The Boulders and the Beautiful
March 20, 2014
Rarely has your scribe had as much fun at a modern dance show as Thursday at ODC’s Dance Downtown. The company’s opening-night work, boulders and bones, is the second choreographic collaboration between ODC’s Co-Artistic Directors, Brenda Way and KT Nelson. Their first, Triangulating Euclid (2013) is on the other program of the company’s weeklong engagement at Yerba Buena. It may be great, but here’s a free tip: Don’t miss boulders and bones.
Checking in at an hour-plus, it’s a great mixture of dancemaking, music-making, and the visual arts. Andy Goldsworthy, whose crack in the ground in front of the De Young Museum is a memorable illustration of what he does, has done way better with his décor for the new work. It’s “Culvert Cairn,” a hollow made of rocks, with an egg made of rocks resting inside it. RJ Muna documented on video its creation in Marin County — stone and sand, measured and balanced and interlocked, arranged and sweated over by men in hardhats. In other words, not just any old rockpile. As the men on the video sweat, two dancers foreground sit on the floor playing with little sticks, constructing a square as if they’re Lincoln Logs. It will be scattered as the other dancers sweep in — in all, there are nine men and women.
The video has an energy that parallels and inspires the movement on the stage. Photos of the cairn, colored in earthy golds and grays, form the backdrop, stunningly lit by Alexander V. Nichols. At the center in place of the egg, though, is cellist/composer Zoë Keating, inside a frame of curved metal. A large circle on the backdrop suggests the center of an eyeball, or the eye of a storm. Nature passes through this oculus as dancers pass before it; rain or flecks of gold, dust or snow shower down.

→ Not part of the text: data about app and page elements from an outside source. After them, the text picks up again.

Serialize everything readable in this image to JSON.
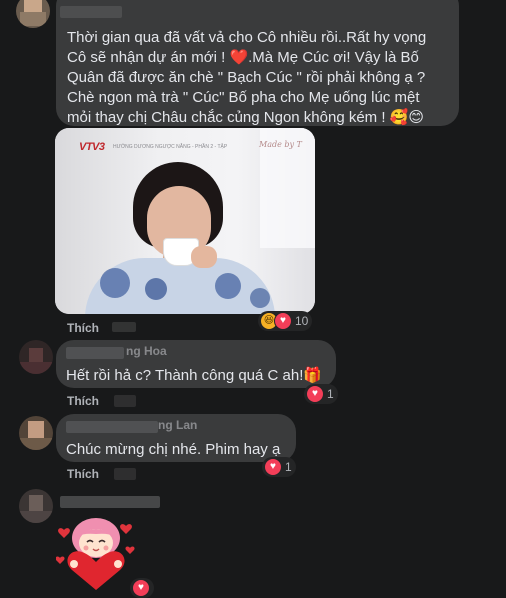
{
  "comments": [
    {
      "lines": [
        "Thời gian qua đã vất vả cho Cô nhiều rồi..Rất hy vọng",
        "Cô sẽ nhận dự án mới ! ❤️.Mà Mẹ Cúc ơi! Vậy là Bố",
        "Quân đã được ăn chè \" Bạch Cúc \" rồi phải không ạ ?",
        "Chè ngon mà trà \" Cúc\" Bố pha cho Mẹ uống lúc mệt",
        "mỏi thay chị Châu chắc củng Ngon không kém ! 🥰😊"
      ],
      "like_label": "Thích",
      "reaction_count": "10",
      "reaction_icons": [
        "haha-icon",
        "heart-icon"
      ],
      "image": {
        "logo": "VTV3",
        "caption_small": "HƯỚNG DƯƠNG NGƯỢC NẮNG - PHẦN 2 - TẬP",
        "watermark": "Made by T"
      }
    },
    {
      "name_fragment": "ng Hoa",
      "text": "Hết rồi hả c? Thành công quá C ah!🎁",
      "like_label": "Thích",
      "reaction_count": "1",
      "reaction_icons": [
        "heart-icon"
      ]
    },
    {
      "name_fragment": "ng Lan",
      "text": "Chúc mừng chị nhé. Phim hay ạ",
      "like_label": "Thích",
      "reaction_count": "1",
      "reaction_icons": [
        "heart-icon"
      ]
    },
    {
      "sticker": "heart-hug-sticker",
      "reaction_icons": [
        "heart-icon"
      ]
    }
  ],
  "colors": {
    "background": "#18191a",
    "bubble": "#3a3b3c",
    "text": "#e4e6eb",
    "secondary_text": "#b0b3b8",
    "heart": "#f33e58"
  }
}
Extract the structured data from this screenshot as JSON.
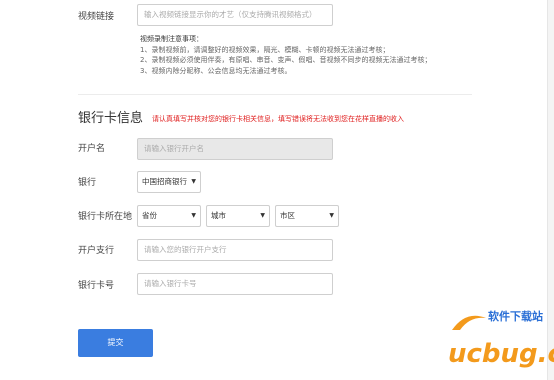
{
  "video": {
    "label": "视频链接",
    "placeholder": "输入视频链接显示你的才艺（仅支持腾讯视频格式）",
    "notes_title": "视频录制注意事项：",
    "notes": [
      "1、录制视频前，请调整好的视频效果，隔光、模糊、卡顿的视频无法通过考核；",
      "2、录制视频必须使用伴奏，有原唱、串音、变声、假唱、音视频不同步的视频无法通过考核；",
      "3、视频内除分昵称、公会信息均无法通过考核。"
    ]
  },
  "bank": {
    "section_title": "银行卡信息",
    "warning": "请认真填写并核对您的银行卡相关信息，填写错误将无法收到您在花样直播的收入",
    "account_name_label": "开户名",
    "account_name_placeholder": "请输入银行开户名",
    "bank_label": "银行",
    "bank_value": "中国招商银行",
    "location_label": "银行卡所在地",
    "province_value": "省份",
    "city_value": "城市",
    "district_value": "市区",
    "branch_label": "开户支行",
    "branch_placeholder": "请输入您的银行开户支行",
    "card_label": "银行卡号",
    "card_placeholder": "请输入银行卡号"
  },
  "actions": {
    "submit_label": "提交"
  },
  "watermark": {
    "brand_cn": "软件下载站",
    "brand_en": "ucbug.cc"
  },
  "colors": {
    "accent": "#3a7de0",
    "warning": "#e02020",
    "brand_orange": "#f39a1c",
    "brand_blue": "#2a6fd6"
  }
}
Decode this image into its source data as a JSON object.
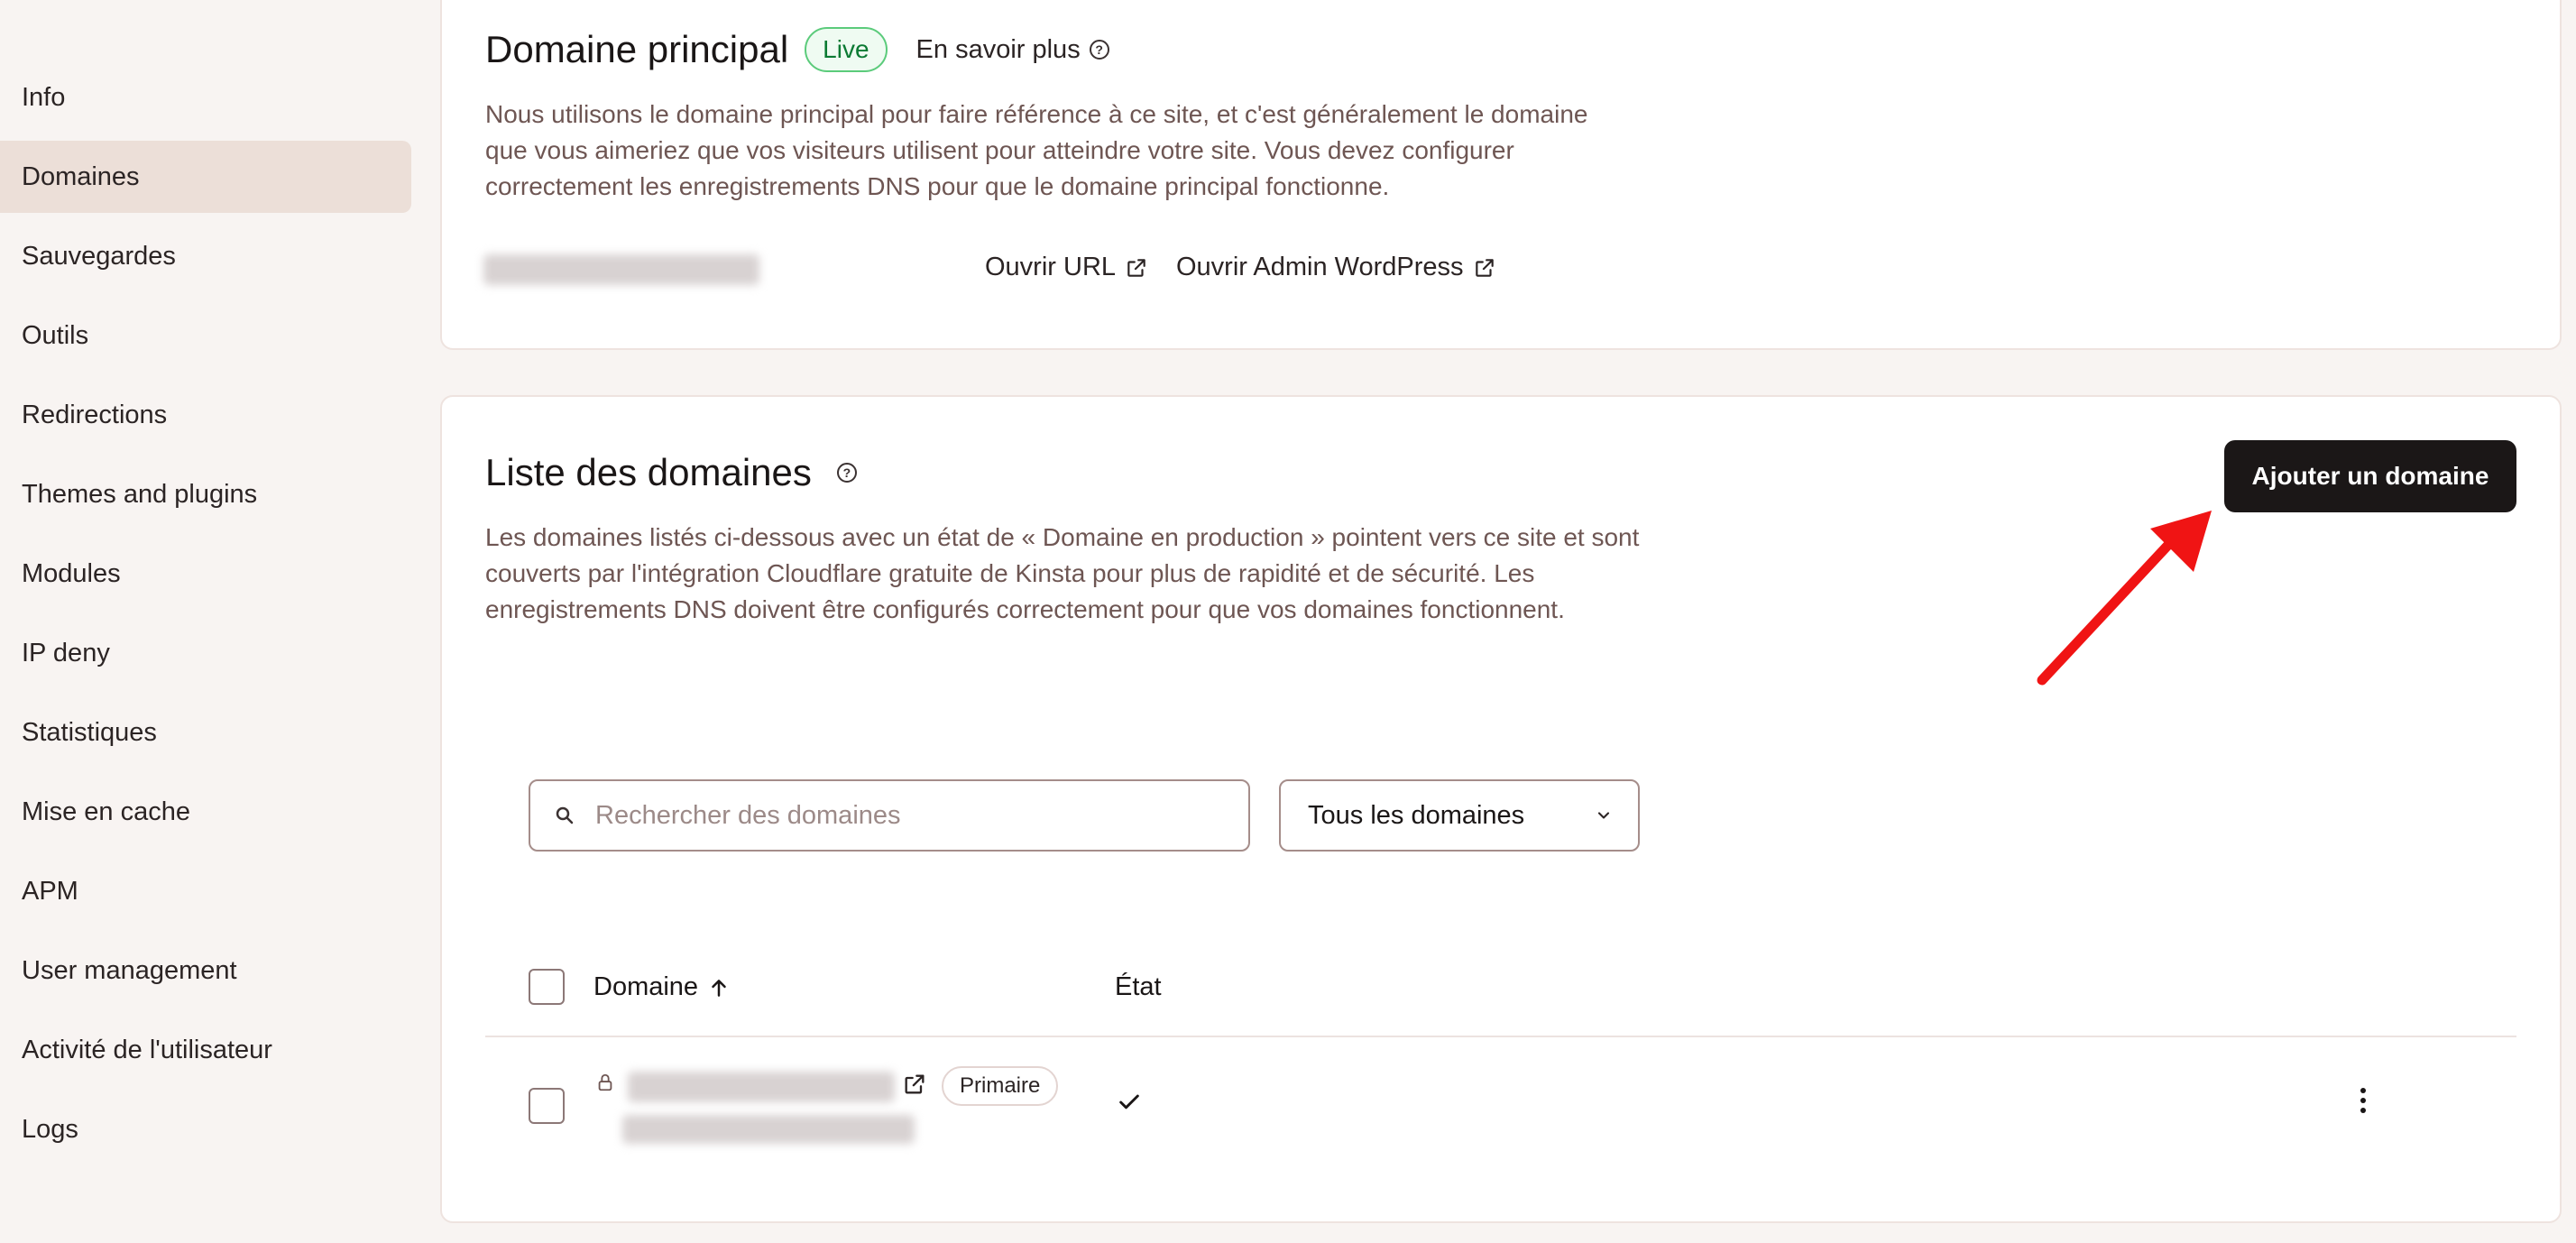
{
  "sidebar": {
    "items": [
      {
        "label": "Info",
        "active": false
      },
      {
        "label": "Domaines",
        "active": true
      },
      {
        "label": "Sauvegardes",
        "active": false
      },
      {
        "label": "Outils",
        "active": false
      },
      {
        "label": "Redirections",
        "active": false
      },
      {
        "label": "Themes and plugins",
        "active": false
      },
      {
        "label": "Modules",
        "active": false
      },
      {
        "label": "IP deny",
        "active": false
      },
      {
        "label": "Statistiques",
        "active": false
      },
      {
        "label": "Mise en cache",
        "active": false
      },
      {
        "label": "APM",
        "active": false
      },
      {
        "label": "User management",
        "active": false
      },
      {
        "label": "Activité de l'utilisateur",
        "active": false
      },
      {
        "label": "Logs",
        "active": false
      }
    ]
  },
  "primary_domain": {
    "title": "Domaine principal",
    "badge": "Live",
    "learn_more": "En savoir plus",
    "description": "Nous utilisons le domaine principal pour faire référence à ce site, et c'est généralement le domaine que vous aimeriez que vos visiteurs utilisent pour atteindre votre site. Vous devez configurer correctement les enregistrements DNS pour que le domaine principal fonctionne.",
    "open_url": "Ouvrir URL",
    "open_admin": "Ouvrir Admin WordPress"
  },
  "domain_list": {
    "title": "Liste des domaines",
    "description": "Les domaines listés ci-dessous avec un état de « Domaine en production » pointent vers ce site et sont couverts par l'intégration Cloudflare gratuite de Kinsta pour plus de rapidité et de sécurité. Les enregistrements DNS doivent être configurés correctement pour que vos domaines fonctionnent.",
    "add_button": "Ajouter un domaine",
    "search_placeholder": "Rechercher des domaines",
    "filter_selected": "Tous les domaines",
    "columns": {
      "domain": "Domaine",
      "status": "État"
    },
    "rows": [
      {
        "tag": "Primaire",
        "status_icon": "check-icon"
      }
    ]
  },
  "colors": {
    "accent_dark": "#1b1717",
    "live_green": "#0b7a33",
    "annotation_red": "#f01414",
    "active_nav_bg": "#ecdfd8"
  }
}
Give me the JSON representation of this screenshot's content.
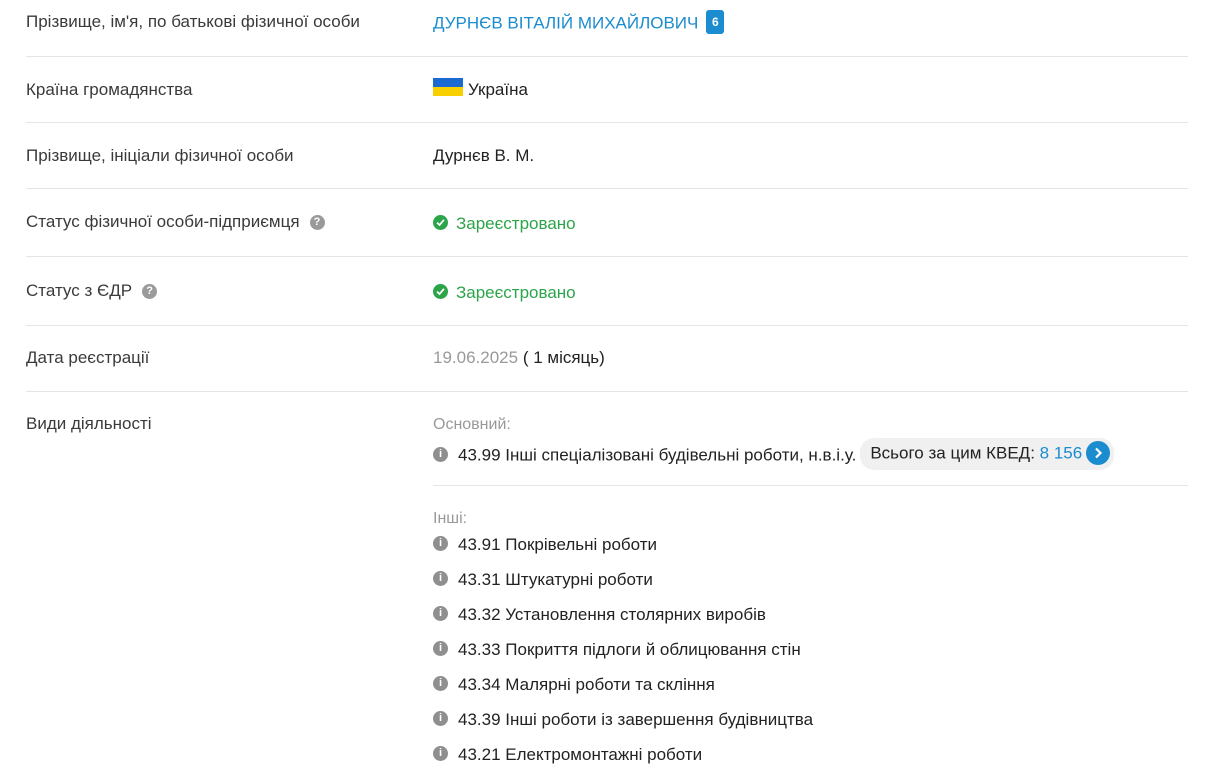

Keating records and plays back her music as she makes it, layer upon layer, using a laptop with a foot pedal to create a sound loop that she then accompanies live. From time to time, dancers slowly roll her frame here and there, the better for us to see her as she plays.
A sense of power and confidence prevails throughout the piece, lending a sense of freedom that spurs investigations of gravity, aggression, and intimacy. As the piece begins, three men carry a caped woman onstage, her arm raised like a goddess. Along with standard falls and recoveries and walks with women draped over men’s shoulders, there are stranger, franker lifts; sometimes, the men trace the women’s pelvises before they put their heads between their partners’ legs. Below their silky white tops, the women wear flesh-colored leotard trunks and tights, as do some of the men; others wear dark pants. They’ll change a few times, and once they’ll all be in long unisex skirts; the costumes, though, are rarely the point.
There’s a moment that feels peculiarly like Sleeping Beauty’s Rose Adagio, as the company (everyone wears soft slippers) poses in a row, one leg lifted in passé, along the front of the stage while dancer Yayoi Kambara moves around and through them. Her weave, like the movement throughout, is supported by Keating’s marvelously inventive and energized cello composition. She draws focus in that cage, but the acuity of the music always redirects our eyes to the dancers.
Key among them is Anne Zivolich, her red leotard spotlighting her moves. She is the embodiment of cool, and her innate composure, balancing fragility and power even when lifted or posed at a strenuous angle by her partner, Dennis Adams, drives the second half of the piece. It accelerates as her deep pliés launch power runs and duckwalk crouches, and the dancers roll lengthwise into the wings, returning for more. True to the title of the dance, Zivolich and her cohorts interlock and separate seamlessly; each sequence is strong yet delicate, and everything feels, looks and sounds new. You can’t really look away, and why would you want to?
Janice Berman was an editor and senior writer at New York Newsday. She is a former editor in chief of Dance Magazine.